True reconciliation is difficult. This is unexpected because the people who need reconciliation are so often already going through difficult times. But such is God's design. He requires courage and sacrifice, even from the frightened and weak, from those who seem to have already lost everything.
When a person finally becomes desperate enough to ask for reconciliation, God says, “OK, you can have it. All you have to do is die to yourself. You’ve already been through more than you ever thought you could bear, I know. Now I’m asking you to go even further.”
The secret to true reconciliation is death in Christ. In this way Christ makes His followers some of the most courageous people in the world.
Linkin Park describes a heavenly quality of mercy and reconciliation in their song, “What I’ve Done.” This song’s lyrics express a resolute, soul-deep surrender.

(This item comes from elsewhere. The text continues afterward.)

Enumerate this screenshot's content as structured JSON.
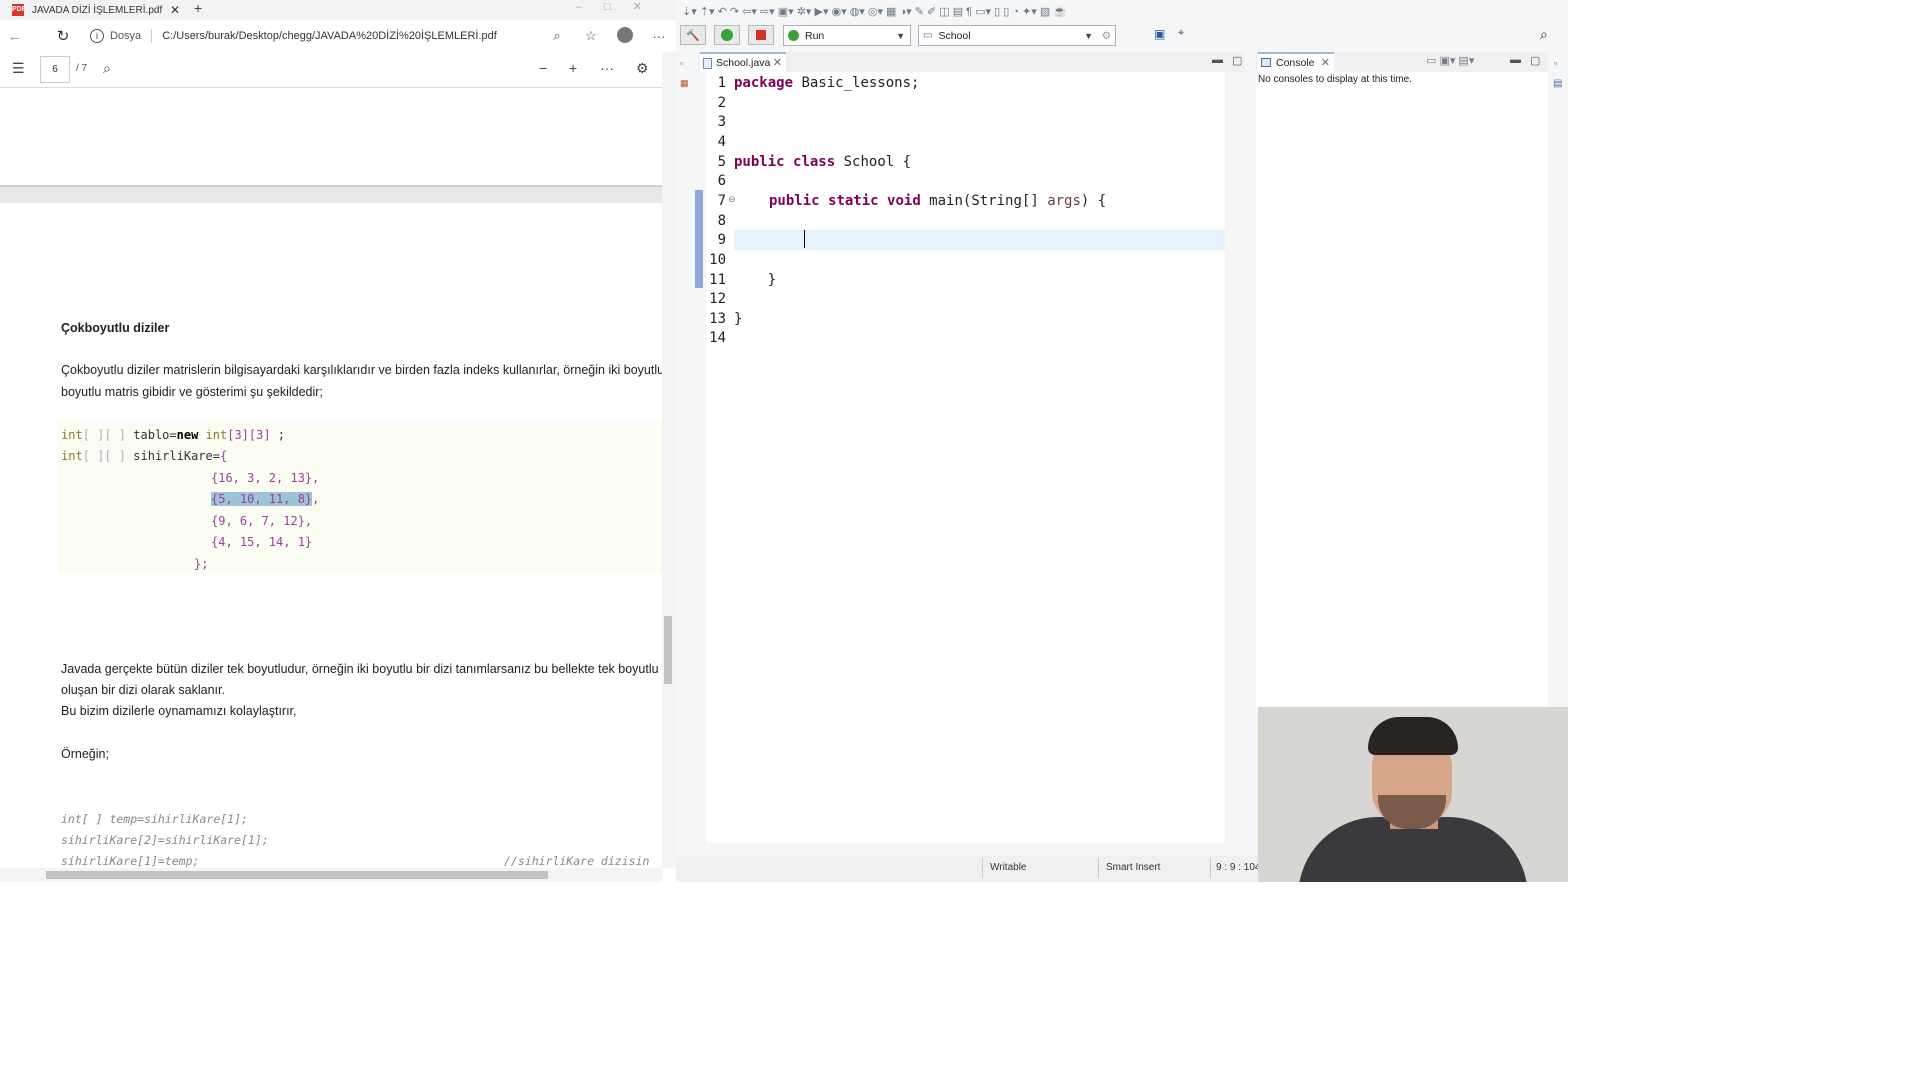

Whoever might pray these words must embrace God's purposeful uncertainty. Allowing God to wipe the slate clean or erase oneself is strategically mysterious.

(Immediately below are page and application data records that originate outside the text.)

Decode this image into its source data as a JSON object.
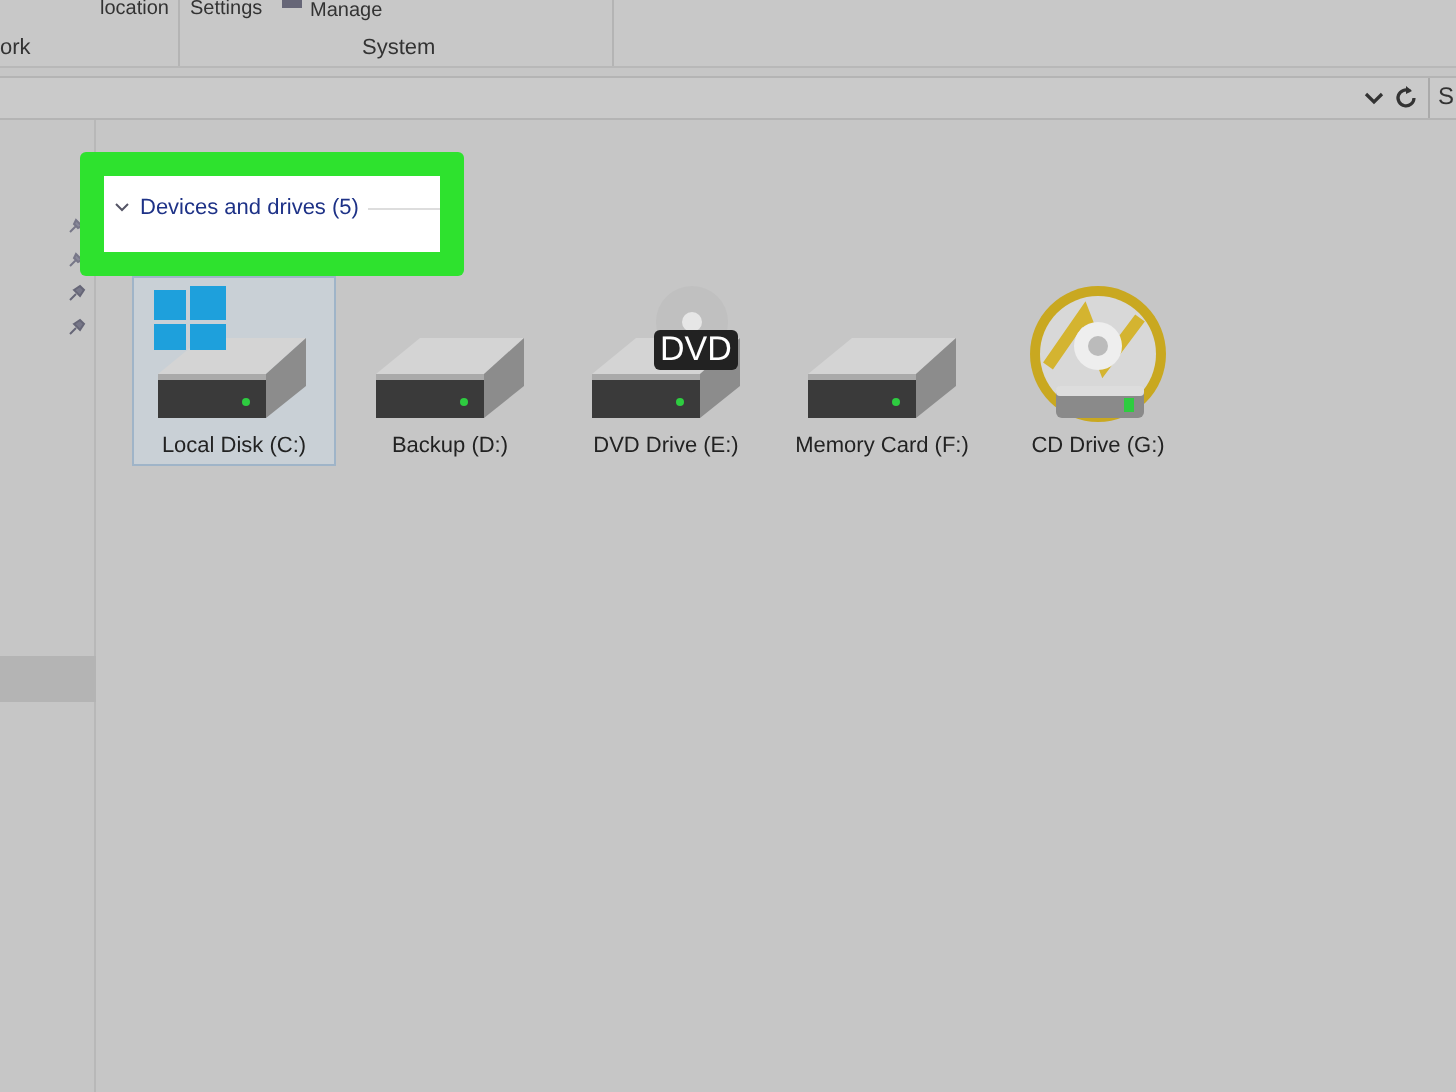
{
  "ribbon": {
    "buttons": [
      {
        "label": "location"
      },
      {
        "label": "Settings"
      },
      {
        "label": "Manage"
      }
    ],
    "groups": [
      {
        "label": "ork"
      },
      {
        "label": "System"
      }
    ]
  },
  "search_box": {
    "placeholder": "S"
  },
  "section": {
    "title": "Devices and drives (5)",
    "expanded": true,
    "highlighted": true
  },
  "drives": [
    {
      "label": "Local Disk (C:)",
      "kind": "system",
      "selected": true
    },
    {
      "label": "Backup (D:)",
      "kind": "hdd",
      "selected": false
    },
    {
      "label": "DVD Drive (E:)",
      "kind": "dvd",
      "badge": "DVD",
      "selected": false
    },
    {
      "label": "Memory Card (F:)",
      "kind": "hdd",
      "selected": false
    },
    {
      "label": "CD Drive (G:)",
      "kind": "cd",
      "selected": false
    }
  ]
}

It is impossible for a person to be reconciled in Christ and yet also be in denial about their own sin. On the contrary, Christ gives us the ability to confront sin effectively. After all, what good is reconciliation that does not confront reality?
Any person who understands what sin is will jump on the first chance they can get to destroy it. Christ gives us that chance. How do we obtain this mercy? We must ask in Christ's name.

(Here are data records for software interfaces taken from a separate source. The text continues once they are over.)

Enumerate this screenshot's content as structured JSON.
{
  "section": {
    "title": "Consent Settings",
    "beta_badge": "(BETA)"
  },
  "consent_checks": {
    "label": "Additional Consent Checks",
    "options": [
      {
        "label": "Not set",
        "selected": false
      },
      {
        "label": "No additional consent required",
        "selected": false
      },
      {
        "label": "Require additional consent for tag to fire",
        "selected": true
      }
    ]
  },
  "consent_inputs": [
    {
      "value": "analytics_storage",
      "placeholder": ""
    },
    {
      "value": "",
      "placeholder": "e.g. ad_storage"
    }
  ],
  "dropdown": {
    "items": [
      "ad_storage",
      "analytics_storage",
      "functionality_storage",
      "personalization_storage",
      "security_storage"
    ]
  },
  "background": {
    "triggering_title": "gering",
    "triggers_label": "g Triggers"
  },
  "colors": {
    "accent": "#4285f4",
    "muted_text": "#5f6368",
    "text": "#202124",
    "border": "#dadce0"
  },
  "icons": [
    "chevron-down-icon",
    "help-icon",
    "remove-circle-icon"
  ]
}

Linkin Park may or may not have had Jesus Christ in mind when they wrote “What I’ve Done.” In any case this song describes courageous, godly reconciliation in Christ beautifully.